Adam Nechanicky, Buckingham, Iowa, likes the peace of mind of having the trips over with and done. Plus, “My fall strips were far nicer than my spring strips,” he says. “I think a lot of it had to do with timing. I like to get them done in the fall; I’m concerned about getting strips and planting done in a timely manner. And, I use anhydrous ammonia, so I need a waiting period before planting (they say).”

“So true (waiting after the ammonia),” says University of Minnesota Extension Regional Educator Jodi DeJong-Hughes, who waited five days this spring before planting after applying her anhydrous ammonia to spring-built strips.”

Northern Iowa farmer John Schwarckis another fan of fall strip-till. “Because we have cold, wet springs 70% of the time, I feel it necessary to strip in the fall, then go over the strip lightly in the spring again to dry it out so we can plant several days earlier compared to waiting for a fall shank strip to dry enough to plant.

“Freshened fall strips work up much nicer than untouched ground in the spring if the ground is damp. My Pluribus really shone this spring doing exactly that. My corn looks as good or better than any I've seen in the area. This is continuous corn, too. I should give some of the credit to my GFX row cleaners and more so to RFX hydraulic down-force. I probably have the most even emergence and stand I've ever had, and it was a cold, wet spring, too,” Schwarck says. “The biggest advantage of coulter rigs (used for spring strips) is their flexibility.”

Patrick Gerke, Pilot Grove, Mo., prefers fall strip-till “if the weather cooperates. This year, I did all of mine in the spring, though, and it’s worked out OK so far.

“I use an anhydrous shank-type machine either spring or fall. That’s probably part of the reason I prefer fall if the weather cooperates. The overwintering of the fall strip helps to break down any clods, and the strip plants great in the spring then. The only problem I’ve had using it in the spring is when it’s slightly wet when stripping, the clods will sometimes dry out really fast, and the only option for planting is to set the row cleaners low enough to move the clods out of the way. That wasn’t a problem this spring, as conditions were near perfect and I had rain between stripping and planting to settle the strips,” Gerke says.

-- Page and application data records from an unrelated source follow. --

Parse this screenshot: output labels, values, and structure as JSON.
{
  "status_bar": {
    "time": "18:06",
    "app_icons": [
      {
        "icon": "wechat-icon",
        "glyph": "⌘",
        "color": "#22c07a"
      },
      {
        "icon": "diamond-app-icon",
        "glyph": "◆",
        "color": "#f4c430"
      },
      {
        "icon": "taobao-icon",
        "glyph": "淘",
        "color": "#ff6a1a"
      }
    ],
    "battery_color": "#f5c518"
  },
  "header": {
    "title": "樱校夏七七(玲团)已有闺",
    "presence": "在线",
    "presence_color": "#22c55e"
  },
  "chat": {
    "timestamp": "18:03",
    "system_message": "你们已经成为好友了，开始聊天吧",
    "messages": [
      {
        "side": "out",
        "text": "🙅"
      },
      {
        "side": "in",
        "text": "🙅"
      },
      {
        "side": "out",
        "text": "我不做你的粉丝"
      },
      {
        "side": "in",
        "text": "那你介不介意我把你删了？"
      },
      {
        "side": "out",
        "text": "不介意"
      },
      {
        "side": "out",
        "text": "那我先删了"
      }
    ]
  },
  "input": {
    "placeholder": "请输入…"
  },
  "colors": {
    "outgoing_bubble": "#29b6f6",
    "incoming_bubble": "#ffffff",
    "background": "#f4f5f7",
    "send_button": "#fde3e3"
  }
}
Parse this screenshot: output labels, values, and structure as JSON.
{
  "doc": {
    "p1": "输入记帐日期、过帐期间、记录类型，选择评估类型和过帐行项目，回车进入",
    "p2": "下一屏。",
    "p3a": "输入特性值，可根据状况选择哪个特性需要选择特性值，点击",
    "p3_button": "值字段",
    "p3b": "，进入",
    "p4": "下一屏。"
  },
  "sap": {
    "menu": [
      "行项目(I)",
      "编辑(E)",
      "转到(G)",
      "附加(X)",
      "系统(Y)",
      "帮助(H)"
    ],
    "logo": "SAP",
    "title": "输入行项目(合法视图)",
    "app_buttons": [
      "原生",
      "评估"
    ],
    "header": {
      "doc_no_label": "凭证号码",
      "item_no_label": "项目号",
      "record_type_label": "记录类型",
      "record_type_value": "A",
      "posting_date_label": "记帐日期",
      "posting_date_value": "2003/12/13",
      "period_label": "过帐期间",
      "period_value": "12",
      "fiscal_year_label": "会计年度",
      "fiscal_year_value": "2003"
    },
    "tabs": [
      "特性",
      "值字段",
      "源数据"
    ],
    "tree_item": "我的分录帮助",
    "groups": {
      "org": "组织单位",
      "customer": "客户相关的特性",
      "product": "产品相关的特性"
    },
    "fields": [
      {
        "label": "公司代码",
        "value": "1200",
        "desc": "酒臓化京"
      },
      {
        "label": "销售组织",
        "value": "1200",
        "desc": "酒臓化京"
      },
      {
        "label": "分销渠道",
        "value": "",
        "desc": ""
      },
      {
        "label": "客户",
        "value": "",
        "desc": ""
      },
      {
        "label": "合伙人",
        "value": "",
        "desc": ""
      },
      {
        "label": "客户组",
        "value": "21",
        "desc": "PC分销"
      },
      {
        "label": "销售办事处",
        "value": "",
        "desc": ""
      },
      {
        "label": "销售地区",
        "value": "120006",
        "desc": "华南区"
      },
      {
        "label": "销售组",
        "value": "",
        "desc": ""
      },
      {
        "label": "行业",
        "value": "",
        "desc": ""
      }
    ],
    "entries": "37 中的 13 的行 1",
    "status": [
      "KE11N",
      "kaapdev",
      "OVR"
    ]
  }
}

Fall strips are the first choice for Iowa State University Extension Agronomist Al-Kaisi. “The soil moisture in the fall generally makes better strips; it has fewer large clods and is better drained. This means a more consistent seedbed,” he says.

 “Iowa does not have a good spring window for field work, especially between planting and tillage. Very wet spring soil creates a lot of problems, including soil compaction in the strip zone and between rows, which can restrict root growth and ultimately reduce yield.”

Soil drainage is the main consideration for choosing fall or spring strip-tillage, Al-Kaisi says. “Well-drained soil may be more suited to spring strip-till than poorly drained soil.”